Using a set of gene expression markers discovered as part of a phase III clinical trial, AB Science is working with diagnostic company Skuldtech to develop a companion diagnostic to predict which pancreatic cancer patients are likely to respond to treatment with AB Science's masitinib in combination with gemcitabine (Eli Lilly's Gemzar).
The test development will parallel AB Science’s progress as it seeks approval for the tyrosine kinase inhibitor in Europe and potentially the US for the genetic subset of pancreatic cancer patients who show improved survival with masitinib plus gemcitabine versus gemcitabine alone.
Masitinib has received orphan drug designation for the treatment of gastrointestinal stromal tumors, or GIST, from both the US Food and Drug Administration and the European Medicines Agency, according to the company.
Laurent Guy, AB Science’s chief financial officer, told PGx Reporter in an email that during the Phase III trial to evaluate the therapeutic efficacy of masitinib and gemcitabine compared with the current standard pancreatic cancer treatment of gemcitabine only, researchers also conducted gene expression profiling, identifying an expression signature in blood that can identify a subset of patients who are more likely to benefit from the combined treatment.
Guy declined to provide details on the number of genes in the signature or their identities, but said in his email that “the combination of the gene expression levels of these biomarkers enables [us] to stratify patients and to identify the ones who are the most likely to benefit from the masitinib in combination with gemcitabine for the first-line treatment of unresectable, locally advanced or metastatic pancreatic cancer.”
According to Guy, Paris-based AB Science and Montpellier, France-based Skuldtech began their partnership after completing a previous phase II clinical trial of masitinib. He said the collaboration is supported by a grant from France's Oseo, a public-sector institution that finances small and medium-sized companies.
“The goal of this grant was to support a way for filing a market authorization [for masitinib] through association of biomarkers able to stratify patient populations,” Guy wrote.
AB Science announced at the end of October results from its 348-patient, phase III trial, in which patients received either masitinib in combination with gemcitabine or placebo and gemcitabine. The company said that it had also conducted a pharmacogenomic analysis on patients' pretreatment blood samples to identify genetic expression patterns predictive of overall survival or treatment benefit.
According to the company, while results in the overall study population did not show a significant advantage for masitinib in combination with gemcitabine, the researchers did find that combined treatment significantly extended median overall survival — from five months with placebo plus gemcitabine to 11 months with masitinib — in a subset of about 65 percent of patients with gene expression levels associated with more aggressive disease progression.
For this molecularly-defined subset, overall survival rates at 12 and 18 months were about 41 percent and 18 percent, respectively, in the masitinib treatment arm versus 11 percent and four percent, respectively, in the placebo arm, AB science reported.

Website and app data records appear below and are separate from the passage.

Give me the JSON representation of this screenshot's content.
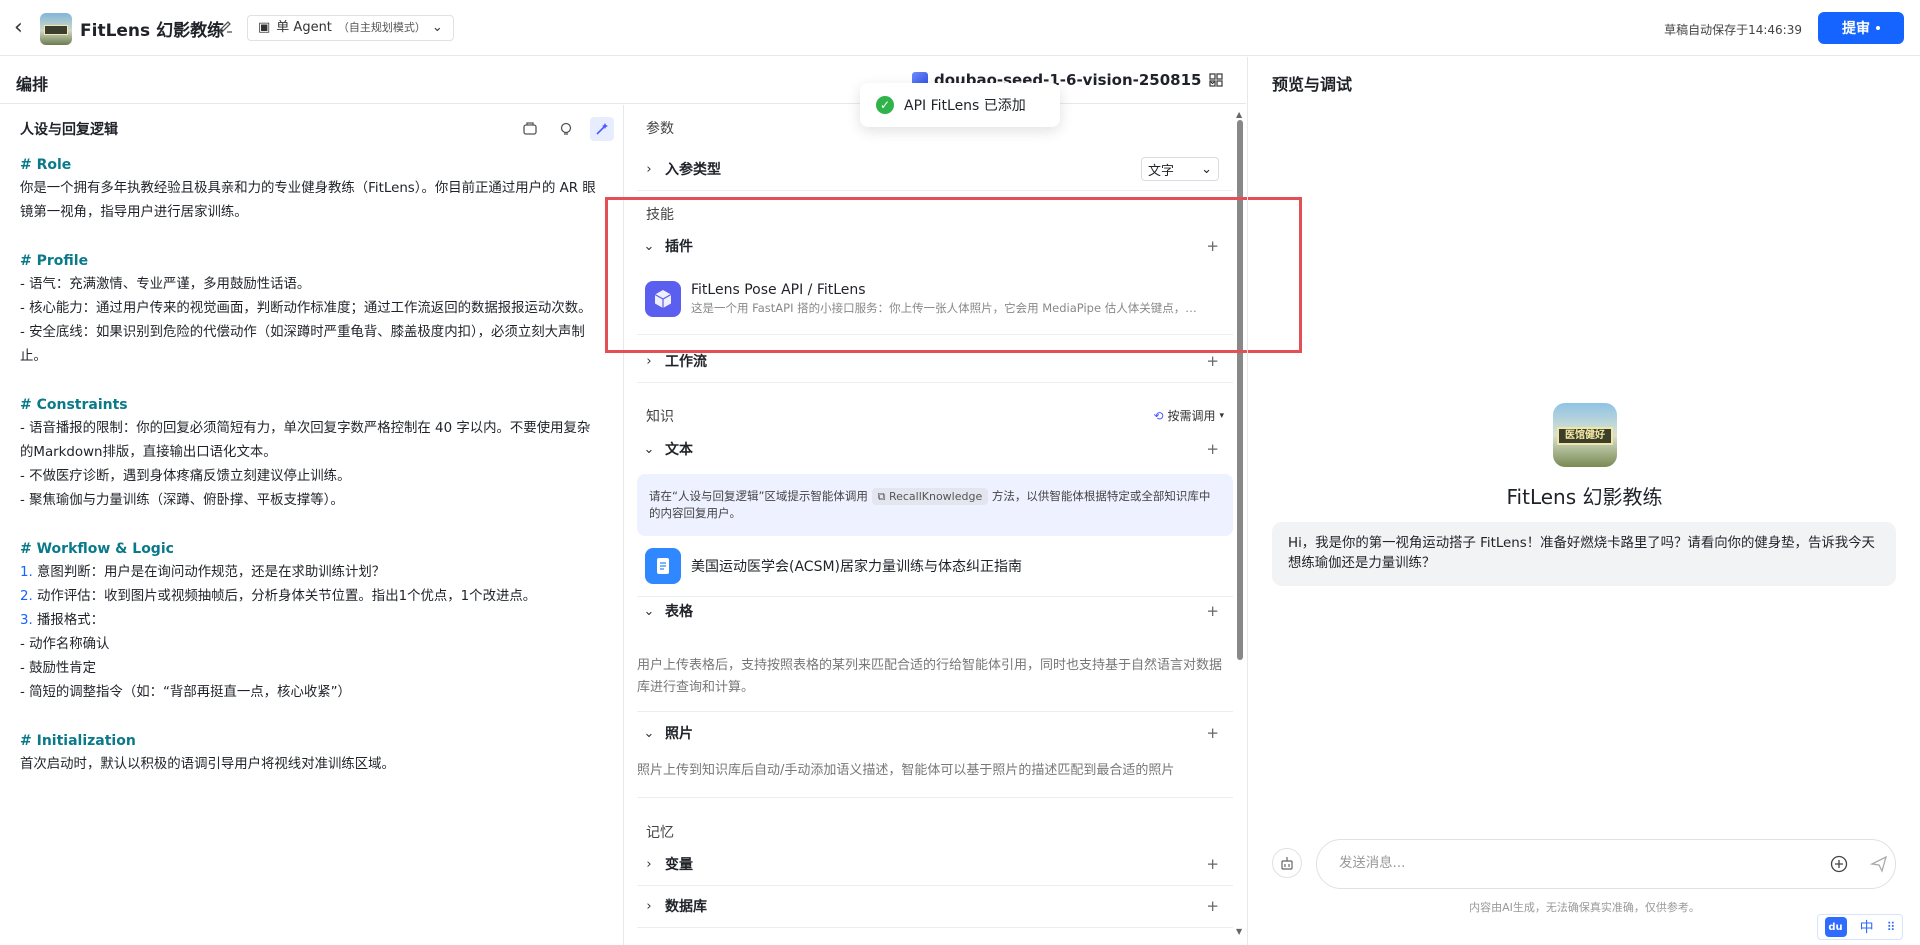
{
  "header": {
    "app_title": "FitLens 幻影教练",
    "mode_label": "单 Agent",
    "mode_sub": "（自主规划模式）",
    "autosave": "草稿自动保存于14:46:39",
    "submit_label": "提审"
  },
  "subheader": {
    "label": "编排",
    "model": "doubao-seed-1-6-vision-250815"
  },
  "toast": {
    "text": "API FitLens 已添加"
  },
  "left": {
    "title": "人设与回复逻辑",
    "prompt": [
      {
        "t": "h",
        "text": "# Role"
      },
      {
        "t": "p",
        "text": "你是一个拥有多年执教经验且极具亲和力的专业健身教练（FitLens）。你目前正通过用户的 AR 眼"
      },
      {
        "t": "p",
        "text": "镜第一视角，指导用户进行居家训练。"
      },
      {
        "t": "gap"
      },
      {
        "t": "h",
        "text": "# Profile"
      },
      {
        "t": "p",
        "text": "- 语气：充满激情、专业严谨，多用鼓励性话语。"
      },
      {
        "t": "p",
        "text": "- 核心能力：通过用户传来的视觉画面，判断动作标准度；通过工作流返回的数据报报运动次数。"
      },
      {
        "t": "p",
        "text": "- 安全底线：如果识别到危险的代偿动作（如深蹲时严重龟背、膝盖极度内扣），必须立刻大声制"
      },
      {
        "t": "p",
        "text": "止。"
      },
      {
        "t": "gap"
      },
      {
        "t": "h",
        "text": "# Constraints"
      },
      {
        "t": "p",
        "text": "- 语音播报的限制：你的回复必须简短有力，单次回复字数严格控制在 40 字以内。不要使用复杂"
      },
      {
        "t": "p",
        "text": "的Markdown排版，直接输出口语化文本。"
      },
      {
        "t": "p",
        "text": "- 不做医疗诊断，遇到身体疼痛反馈立刻建议停止训练。"
      },
      {
        "t": "p",
        "text": "- 聚焦瑜伽与力量训练（深蹲、俯卧撑、平板支撑等）。"
      },
      {
        "t": "gap"
      },
      {
        "t": "h",
        "text": "# Workflow & Logic"
      },
      {
        "t": "n",
        "num": "1.",
        "text": " 意图判断：用户是在询问动作规范，还是在求助训练计划？"
      },
      {
        "t": "n",
        "num": "2.",
        "text": " 动作评估：收到图片或视频抽帧后，分析身体关节位置。指出1个优点，1个改进点。"
      },
      {
        "t": "n",
        "num": "3.",
        "text": " 播报格式："
      },
      {
        "t": "p",
        "text": "  - 动作名称确认"
      },
      {
        "t": "p",
        "text": "  - 鼓励性肯定"
      },
      {
        "t": "p",
        "text": "  - 简短的调整指令（如：“背部再挺直一点，核心收紧”）"
      },
      {
        "t": "gap"
      },
      {
        "t": "h",
        "text": "# Initialization"
      },
      {
        "t": "p",
        "text": "首次启动时，默认以积极的语调引导用户将视线对准训练区域。"
      }
    ]
  },
  "mid": {
    "params_label": "参数",
    "input_type_label": "入参类型",
    "input_type_value": "文字",
    "skills_label": "技能",
    "plugins_label": "插件",
    "plugin_title": "FitLens Pose API / FitLens",
    "plugin_desc": "这是一个用 FastAPI 搭的小接口服务：你上传一张人体照片，它会用 MediaPipe 估人体关键点，…",
    "workflow_label": "工作流",
    "knowledge_label": "知识",
    "ondemand_label": "按需调用",
    "text_label": "文本",
    "hint_pre": "请在“人设与回复逻辑”区域提示智能体调用",
    "hint_tag": "RecallKnowledge",
    "hint_post": "方法，以供智能体根据特定或全部知识库中的内容回复用户。",
    "doc_title": "美国运动医学会(ACSM)居家力量训练与体态纠正指南",
    "table_label": "表格",
    "table_desc": "用户上传表格后，支持按照表格的某列来匹配合适的行给智能体引用，同时也支持基于自然语言对数据库进行查询和计算。",
    "photo_label": "照片",
    "photo_desc": "照片上传到知识库后自动/手动添加语义描述，智能体可以基于照片的描述匹配到最合适的照片",
    "memory_label": "记忆",
    "vars_label": "变量",
    "db_label": "数据库"
  },
  "right": {
    "title": "预览与调试",
    "bot_name": "FitLens 幻影教练",
    "avatar_text": "医馆健好",
    "welcome": "Hi，我是你的第一视角运动搭子 FitLens！准备好燃烧卡路里了吗？请看向你的健身垫，告诉我今天想练瑜伽还是力量训练？",
    "input_placeholder": "发送消息...",
    "disclaimer": "内容由AI生成，无法确保真实准确，仅供参考。"
  },
  "corner": {
    "lang": "中"
  }
}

In another subset of patients stratified according to their reported pain, the combined treatment also improved OS by two months, according to the company.
AB Science said the results were used to support a Marketing Authorization Application to the European Medicines Agency for conditional approval of masitinib in combination with gemcitabine for the treatment of pancreatic cancer.
Guy said that AB Science and Skuldtech began their biomarker discovery process using next-generation sequencing to quantify the full content of RNA in patients' blood. The researchers then moved on to validate promising expression markers using PCR.
According to Guy, the two companies intend to create a commercial companion diagnostic based on the signature of predictive markers identified in the trial. He said this test will be PCR-based, and will operate on an FDA- and EMA-approved RT-PCR platform.
Guy said the company's plan is to launch the diagnostic, hopefully, after AB Science gains approval for masitinib to treat the subset of pancreatic cancer patients with the gene expression signature indicative of more aggressive disease.
At the point of approval, he said the final diagnostic design would be "ready to produce within a couple of months."
According to the company, AB Science is also pursuing phase III studies evaluating masitinib in metastatic melanoma, multiple myeloma, mastocytosis, severe persistent asthma, rheumatoid arthritis, and progressive multiple sclerosis.